In an extremely informative session at the Euroanaesthesia 2020 this week, Caterina Aurilio of Naples, Italy, discussed triage in COVID-19 - who should be ventilated?
Prof. Aurilio highlighted the fact that guidelines had been developed by different health systems across the globe to provide treatments in the ICU and to reduce the burden on doctors who needed to determine which patients would get access to scarce resources. However, most of these recommendations have been controversial and have been criticised as being discriminatory to elderly patients and those with disabilities.
Prof. Aurilio talked about two ethical approaches: egalitarianism and utilitarianism. As per the concept of egalitarianism, every patient must be treated equally and should be treated as per their need. On the other hand, utilitarianism contends that treatment decisions should be based on the probability of success, length and quality of life.
She also pointed out during her presentation that current practice guidelines by the National Institute for Health and Care Excellence (NICE) are neither based on egalitarian nor utilitarian concepts. These guidelines are designed in a manner that they differentiate between people on the basis of their probability of survival and not on discrimination of age or disability. The NICE guidelines adopt an egalitarian approach when it comes to the provision of ventilators if a shortage occurred. At the same time, they use the utilitarian approach that treatment should be provided to those with the greatest chance of survival.
The NICE guidelines also state the critical care doctors are the primary decision-makers, but they should be guided in those decisions by ethical principles to ensure that these decisions achieve a balance between equality and utility.
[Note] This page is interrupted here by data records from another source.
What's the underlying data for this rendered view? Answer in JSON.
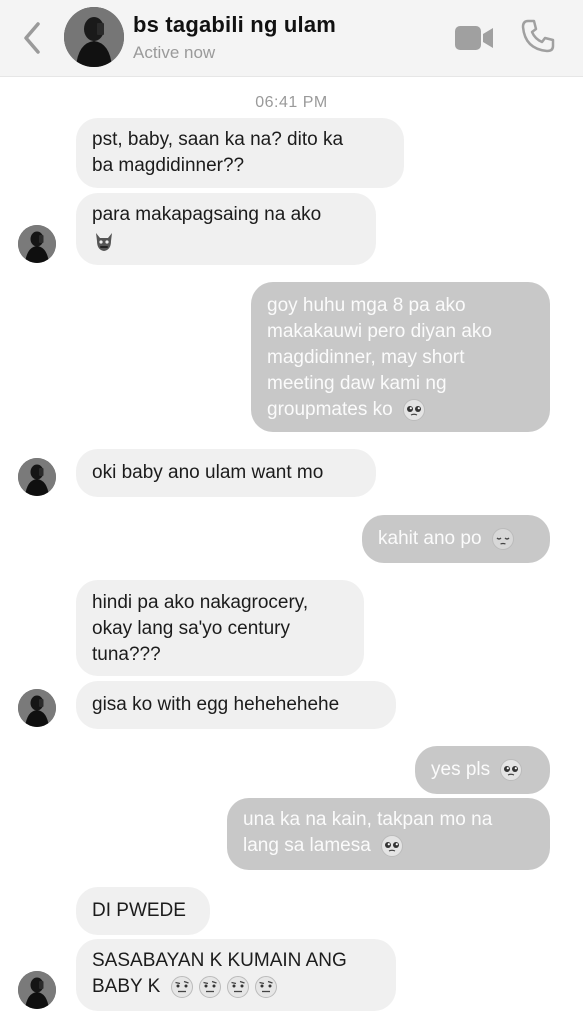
{
  "header": {
    "contact_name": "bs tagabili ng ulam",
    "status": "Active now"
  },
  "timestamp": "06:41 PM",
  "messages": [
    {
      "lines": [
        "pst, baby, saan ka na? dito ka",
        "ba magdidinner??"
      ]
    },
    {
      "lines": [
        "para makapagsaing na ako"
      ],
      "emoji": "angry-devil-emoji"
    },
    {
      "lines": [
        "goy huhu mga 8 pa ako",
        "makakauwi pero diyan ako",
        "magdidinner, may short",
        "meeting daw kami ng",
        "groupmates ko"
      ],
      "emoji": "pleading-face-emoji"
    },
    {
      "lines": [
        "oki baby ano ulam want mo"
      ]
    },
    {
      "lines": [
        "kahit ano po"
      ],
      "emoji": "pensive-face-emoji"
    },
    {
      "lines": [
        "hindi pa ako nakagrocery,",
        "okay lang sa'yo century",
        "tuna???"
      ]
    },
    {
      "lines": [
        "gisa ko with egg hehehehehe"
      ]
    },
    {
      "lines": [
        "yes pls"
      ],
      "emoji": "pleading-face-emoji"
    },
    {
      "lines": [
        "una ka na kain, takpan mo na",
        "lang sa lamesa"
      ],
      "emoji": "pleading-face-emoji"
    },
    {
      "lines": [
        "DI PWEDE"
      ]
    },
    {
      "lines": [
        "SASABAYAN K KUMAIN ANG",
        "BABY K"
      ],
      "emoji": "face-with-raised-eyebrow-emoji x4"
    }
  ],
  "colors": {
    "incoming_bubble": "#f0f0f0",
    "outgoing_bubble": "#c8c8c8",
    "header_bg": "#f4f4f4",
    "muted_text": "#9a9a9a"
  }
}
Care should be taken that critical care patients are not considered a mathematical choice but a moral choice.
Source: Prof. Aurilio Live Presentation #EA20
Image Credit: Prof. Aurilio @EA20